When we think about microphones, we usually think, “you get what you pay for.” This used to be the case back in c1994. But nowadays, with the advent of incredible new technologies, the same microphone sound that used to cost $5,000 now only costs $500. There’s trade-offs in everything of course, but as we worked on the Cinema Sound Foley Library, we noticed something peculiar about the Røde NTG-4 and the Saramonic TM-1. And this might make you consider replacing your NTG-4 with a TM-1…
What makes up a microphone sound?
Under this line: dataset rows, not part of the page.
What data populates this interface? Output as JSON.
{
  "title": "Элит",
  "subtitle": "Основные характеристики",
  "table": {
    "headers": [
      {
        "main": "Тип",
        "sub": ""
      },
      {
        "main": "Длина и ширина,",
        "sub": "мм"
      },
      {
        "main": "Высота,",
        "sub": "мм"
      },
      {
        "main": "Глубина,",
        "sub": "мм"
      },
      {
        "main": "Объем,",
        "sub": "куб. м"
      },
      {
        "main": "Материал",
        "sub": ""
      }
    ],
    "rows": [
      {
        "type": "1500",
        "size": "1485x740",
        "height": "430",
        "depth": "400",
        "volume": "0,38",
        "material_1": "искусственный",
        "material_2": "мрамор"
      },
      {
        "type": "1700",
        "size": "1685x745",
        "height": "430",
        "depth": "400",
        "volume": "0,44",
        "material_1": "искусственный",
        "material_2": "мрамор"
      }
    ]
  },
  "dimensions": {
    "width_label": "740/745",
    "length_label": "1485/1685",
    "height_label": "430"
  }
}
A few things:
- Polar Pattern (In degrees, how much off-axis sound can the mic pick up)
- Frequency Response
- Transient Response (How fast can the mic recover from strong impulses and transients)
- Noise Levels
- Bells and Whistles (filters or EQs that can change the sound)
- How it Deals with Bogies like Plosives, Wind, Fricatives and Bumps.
- Output Level
When we test a microphone we generally look to these characteristics to compare one mic to another (and to get general specs). Some of these are subjective, but some are not (like Output Level).
The Funny Thing
As we worked with several microphones to create the Foley Library, we realized that some microphones were just not well-suited to the task. They had dark frequency responses or had a polar pattern that was too wide (or narrow) to be suitable for the motion of the foley artists.
We also noticed that some microphones had nearly exactly the same sound reproduction characteristics.
The biggest stand out microphone pair was the Røde NTG-4(+) and the Saramonic TM-1. Both are shotgun, supercardioid polar pattern condensers which can be battery powered or use phantom (+48) volts. They both have high output (although the NTG-4 is stronger), low cut and high shelf boost modes.
The high shelf is a miracle worker when it comes to recording the subtle and typically high-frequency sounds of foley. Of course, one can use a bright microphone like an NTG-3 or Sennheiser 416, but to have the ability to have a selection at your disposal – in a mic that’s half the price – it’s pretty nice.
That high frequency shelf is a great equalizer (in terms of making things equal) when it comes to levying the price of an $1,100 416, an $800 NTG-3 or a $399 NTG-4 or a $199 TM-1 – all of which would do a fine job with foley and dialog.
The frequency response of the NTG-4 and the TM-1 are nearly identical. So much so that they might as well be the same mic. Both handle bogies terribly as condenser shotgun mics do, and both are reasonably noisy as shotgun mics are. Although it should be mentioned that the TM-1 is quite a bit more noisy than the NTG-4. When it comes to foley or anything low volume, I’d suggest going to the Røde. However, anything else, the TM-1 avails itself quite well.
Should you consider replacing your NTG-4 for the TM-1? Well, I’ve used it on numerous run-and-guns and it has never failed me. Is it cheaply made? Yep. Is it as good as the NTG-4? Nope. But value-for-value, the TM-1 is a much better microphone.
Also remember: if we’re talking about <$400 shotgun mics, we’re really splitting hairs. Your shotguns for professional-grade use are $700+. So at the below $500 level, value is more important than sound quality. I know that sounds crazy, but for the independent media creator on a budget, we have to admit this. As long as the sound is good and reasonably clean, it’s a good value, and it’s a better value than another mic if the price is less. And here, with about 60% of Saramonic products, they have a STRONG advantage over most audio gear for your phone, camera or wireless transmission.